  • 16-24 hours
  • Advanced
  • 2,500-8,000
What You'll Need
Extension Ladder
Siding Tools
Eye Protection
A house ;c)

While many homeowners believe that replacing siding on a home is an impossible do-it-yourself project, it is surprisingly easy. Read this article for information on vinyl siding, estimating materials, and applying the siding to your walls.

Components of a vinyl siding system.

Click on the drawing above to view the animation.

Vinyl Siding

While this article will provide information to help you with your siding project, you must always follow the manufacturer's instructions.

One of the key benefits to vinyl siding is that it requires minimal care. Vinyl siding is also dyed while it's being manufactured; therefore, once it is installed, you do not need to subsequently paint it.

Vinyl is retailed in standard 12.5-foot panels which are manufactured with a design to look like real wood. You can accessorize to create a unique design for your home.

The panels are designed with a j-lock at the bottom and a nailing strip at the top which connect seamlessly to adjacent panels.

10-inch j-channels are needed to create spaces for doors and windows. You can use under-sill for the areas under the windows and eaves. You can purchase corner posts for the end panels.

While at the home improvement store, as a sales associate to help you find the additional tools and supplies as not only a nail hole punch and a snap-lock punch, but also an unlocking device.

Because PVC expands and contracts, you must nail in the center of the slots, leave space between the nail heads and the wall, avoid penetrating the vinyl, and leave space at the J-channels.

Estimating Materials

To plan the materials, measure the square footage of the exterior walls, gables, and the spaces for windows. Subtract the space for windows from the combined total of the walls and gables to determine the amount of material you will need to purchase.

Measure all of the corners and divide their combined length by 10 to determine how many exterior corners you need. Repeat the process inside. Calculate how many lengths are required by equating the dividend of the perimeter and the starter strip length.

Do the same with the total feet of doors and windows and the length of a single J-channel to determine their quantity.

Find the sum of all horizontal dimensions to find the perimeter, then multiply by the height to find the square footage.

Vinyl Siding Installation

Remove all obstructions, gutter systems, and light fixtures. Remove the old siding by first scraping the caulk, then removing the nails which hold it in place. If the walls are uneven, correct the problem with furring strips. Then locate the lowest corner of the house.

Attach a starter strip along the bottom perimeter of your home. Always leave a space of .25-inches between butted ends to allow for expansion and contraction between the seasons.

Next install the corner posts, followed by the J-channels. As you begin to install the siding, staggering the panels by 4-inches while allowing them to overlap by one-inch at the joints.

As you move along, inspect your work to make sure that it is level. Measure, mark, cut the panels to surround spaces for doors and windows.

Dimple the edges so that that are 16-inches on center using a snap-lock before as you install them.

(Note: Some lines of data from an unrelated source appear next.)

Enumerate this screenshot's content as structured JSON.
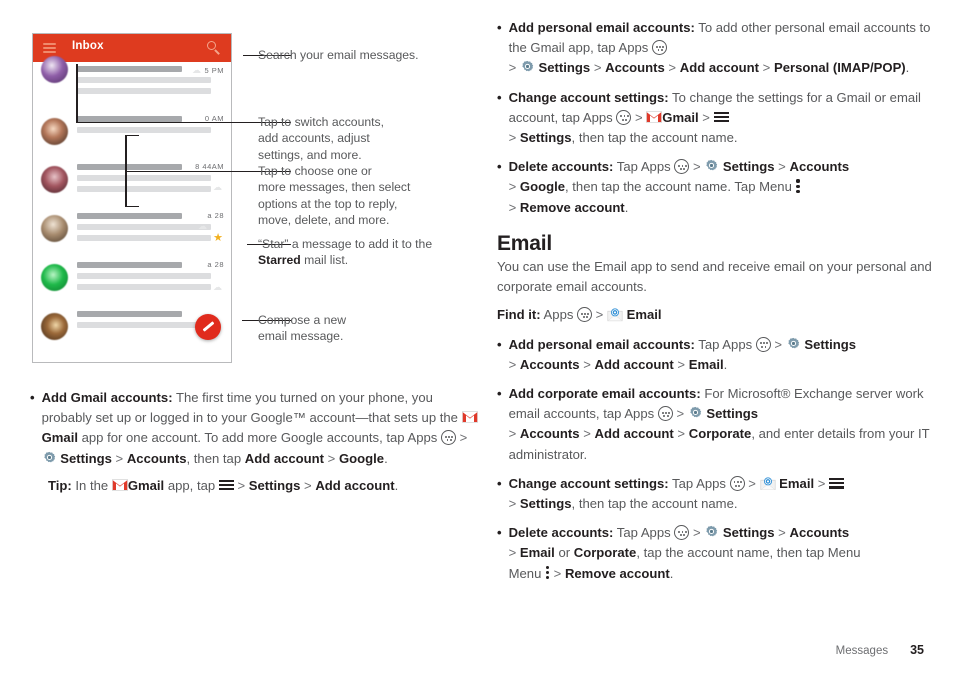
{
  "phone": {
    "header": {
      "title": "Inbox",
      "menu_icon": "hamburger-icon",
      "search_icon": "search-icon"
    },
    "rows": [
      {
        "time": "5 PM",
        "starred": false
      },
      {
        "time": "0   AM",
        "starred": false
      },
      {
        "time": "8 44AM",
        "starred": false
      },
      {
        "time": "a  28",
        "starred": true
      },
      {
        "time": "a  28",
        "starred": false
      },
      {
        "time": "",
        "starred": false
      }
    ],
    "compose_icon": "compose-pencil-icon"
  },
  "callouts": [
    {
      "id": "search",
      "text": "Search your email messages."
    },
    {
      "id": "switch-accounts",
      "line1": "Tap to switch accounts,",
      "line2": "add accounts, adjust",
      "line3": "settings, and more."
    },
    {
      "id": "choose-messages",
      "line1": "Tap to choose one or",
      "line2": "more messages, then select",
      "line3": "options at the top to reply,",
      "line4": "move, delete, and more."
    },
    {
      "id": "star-message",
      "pre": "“Star” a message to add it to the ",
      "bold": "Starred",
      "post": " mail list."
    },
    {
      "id": "compose",
      "line1": "Compose a new",
      "line2": "email message."
    }
  ],
  "left_bullets": {
    "add_gmail": {
      "label": "Add Gmail accounts:",
      "t1": " The first time you turned on your phone, you probably set up or logged in to your Google™ account—that sets up the ",
      "gmail": "Gmail",
      "t2": " app for one account. To add more Google accounts, tap Apps ",
      "gt1": " > ",
      "settings": "Settings",
      "gt2": " > ",
      "accounts": "Accounts",
      "t3": ", then tap ",
      "add_account": "Add account",
      "gt3": " > ",
      "google": "Google",
      "period": "."
    },
    "tip": {
      "label": "Tip:",
      "t1": " In the ",
      "gmail": "Gmail",
      "t2": " app, tap ",
      "gt1": " > ",
      "settings": "Settings",
      "gt2": " > ",
      "add_account": "Add account",
      "period": "."
    }
  },
  "right_bullets_gmail": [
    {
      "label": "Add personal email accounts:",
      "t1": " To add other personal email accounts to the Gmail app, tap Apps ",
      "gt1": " > ",
      "settings": "Settings",
      "gt2": " > ",
      "accounts": "Accounts",
      "gt3": " > ",
      "add_account": "Add account",
      "gt4": " > ",
      "target": "Personal (IMAP/POP)",
      "period": "."
    },
    {
      "label": "Change account settings:",
      "t1": " To change the settings for a Gmail or email account, tap Apps ",
      "gt1": " > ",
      "app": "Gmail",
      "gt2": " > ",
      "gt3": " > ",
      "settings": "Settings",
      "t2": ", then tap the account name."
    },
    {
      "label": "Delete accounts:",
      "t1": " Tap Apps ",
      "gt1": " > ",
      "settings": "Settings",
      "gt2": " > ",
      "accounts": "Accounts",
      "gt3": " >  ",
      "google": "Google",
      "t2": ", then tap the account name. Tap Menu ",
      "gt4": " > ",
      "remove": "Remove account",
      "period": "."
    }
  ],
  "email_section": {
    "heading": "Email",
    "intro": "You can use the Email app to send and receive email on your personal and corporate email accounts.",
    "find_it_label": "Find it:",
    "find_it_apps": " Apps ",
    "find_it_gt": " > ",
    "find_it_app": "Email"
  },
  "right_bullets_email": [
    {
      "label": "Add personal email accounts:",
      "t1": " Tap Apps ",
      "gt1": " > ",
      "settings": "Settings",
      "gt2": " > ",
      "accounts": "Accounts",
      "gt3": " > ",
      "add_account": "Add account",
      "gt4": " > ",
      "target": "Email",
      "period": "."
    },
    {
      "label": "Add corporate email accounts:",
      "t1": " For Microsoft® Exchange server work email accounts, tap Apps ",
      "gt1": " > ",
      "settings": "Settings",
      "gt2": " > ",
      "accounts": "Accounts",
      "gt3": " > ",
      "add_account": "Add account",
      "gt4": " > ",
      "target": "Corporate",
      "t2": ", and enter details from your IT administrator."
    },
    {
      "label": "Change account settings:",
      "t1": " Tap Apps ",
      "gt1": " > ",
      "app": "Email",
      "gt2": " > ",
      "gt3": " > ",
      "settings": "Settings",
      "t2": ", then tap the account name."
    },
    {
      "label": "Delete accounts:",
      "t1": " Tap Apps ",
      "gt1": " > ",
      "settings": "Settings",
      "gt2": " > ",
      "accounts": "Accounts",
      "gt3": " > ",
      "email": "Email",
      "t2": " or ",
      "corporate": "Corporate",
      "t3": ", tap the account name, then tap Menu ",
      "gt4": " > ",
      "remove": "Remove account",
      "period": "."
    }
  ],
  "footer": {
    "chapter": "Messages",
    "page": "35"
  },
  "colors": {
    "header_red": "#de3b1f",
    "fab_red": "#e02b1d",
    "gmail_red": "#e0392a",
    "gear_blue": "#7e9bac",
    "star_gold": "#f2b01e",
    "body_gray": "#58595b",
    "heading_black": "#231f20"
  }
}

Cut the eve panels with a fine-too saw and put them into place in the same manner as the edges.

Information and illustrations for this brochure were taken from the "Rigid Vinyl Siding Application" by the Vinyl Siding Institute.

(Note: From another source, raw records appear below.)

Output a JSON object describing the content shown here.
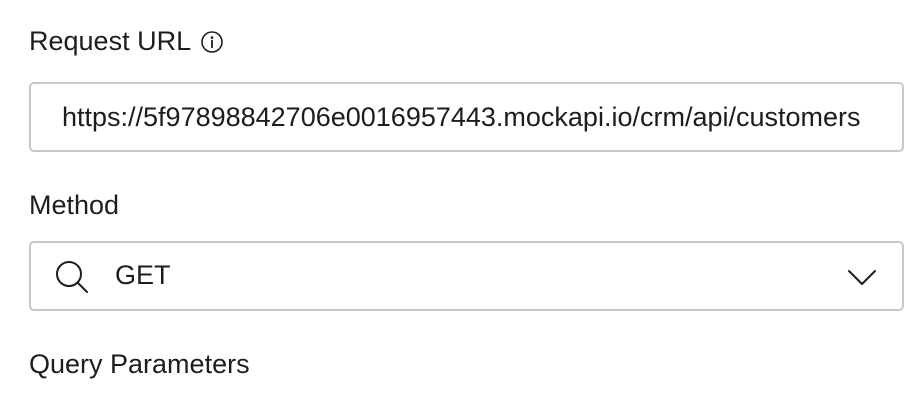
{
  "request_url": {
    "label": "Request URL",
    "info_icon": "info-icon",
    "value": "https://5f97898842706e0016957443.mockapi.io/crm/api/customers"
  },
  "method": {
    "label": "Method",
    "search_icon": "search-icon",
    "selected": "GET",
    "dropdown_icon": "chevron-down-icon"
  },
  "query_parameters": {
    "label": "Query Parameters"
  }
}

Take extra care to make sure your baseline is level, then install the starter strip. Leave a 1/4 inch gap wherever the ends meet.

 Cut a tab in the end of the J-channel over a door or window, then bend it into the side channel to form a rain drip.

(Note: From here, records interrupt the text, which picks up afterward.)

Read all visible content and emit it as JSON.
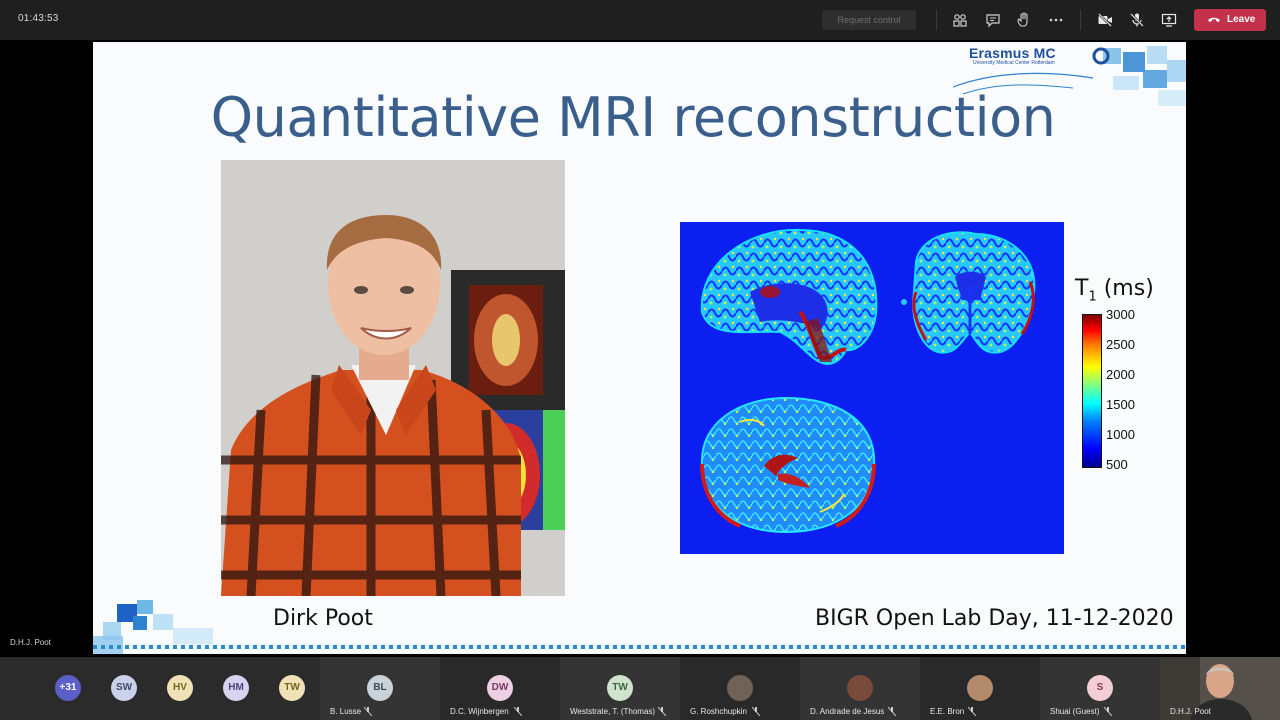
{
  "meeting": {
    "timer": "01:43:53",
    "request_control_label": "Request control",
    "leave_label": "Leave",
    "presenter_label": "D.H.J. Poot"
  },
  "slide": {
    "title": "Quantitative MRI reconstruction",
    "logo_name": "Erasmus MC",
    "logo_sub": "University Medical Center Rotterdam",
    "colorbar_title": "T",
    "colorbar_sub": "1",
    "colorbar_unit": " (ms)",
    "colorbar_ticks": [
      "3000",
      "2500",
      "2000",
      "1500",
      "1000",
      "500"
    ],
    "name_caption": "Dirk Poot",
    "event_caption": "BIGR Open Lab Day, 11-12-2020"
  },
  "roster": {
    "overflow_count": "+31",
    "initial_avatars": [
      {
        "initials": "SW",
        "bg": "#c9d2e8",
        "fg": "#3b4a6b"
      },
      {
        "initials": "HV",
        "bg": "#efe2b6",
        "fg": "#7a6420"
      },
      {
        "initials": "HM",
        "bg": "#d7d2ee",
        "fg": "#4b4480"
      },
      {
        "initials": "TW",
        "bg": "#efe2b6",
        "fg": "#7a6420"
      }
    ],
    "participants": [
      {
        "initials": "BL",
        "name": "B. Lusse",
        "bg": "#c9d2d9",
        "fg": "#3c4a56"
      },
      {
        "initials": "DW",
        "name": "D.C. Wijnbergen",
        "bg": "#ecd0e3",
        "fg": "#7b3a67"
      },
      {
        "initials": "TW",
        "name": "Weststrate, T. (Thomas)",
        "bg": "#cfe3cf",
        "fg": "#3c6a3c"
      },
      {
        "initials": "",
        "name": "G. Roshchupkin",
        "bg": "#6f6258",
        "fg": "#ffffff"
      },
      {
        "initials": "",
        "name": "D. Andrade de Jesus",
        "bg": "#7a4a3a",
        "fg": "#ffffff"
      },
      {
        "initials": "",
        "name": "E.E. Bron",
        "bg": "#b08a6a",
        "fg": "#ffffff"
      },
      {
        "initials": "S",
        "name": "Shuai (Guest)",
        "bg": "#f2cfd6",
        "fg": "#8a3a4c"
      }
    ],
    "self_name": "D.H.J. Poot"
  }
}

Panel ends should be overlapped away from prevailing traffic, either 1 inch or according to the manufacturer's specifications.

Information in this article has been furnished by the National Retail Hardware Association (NRHA) and associated contributors.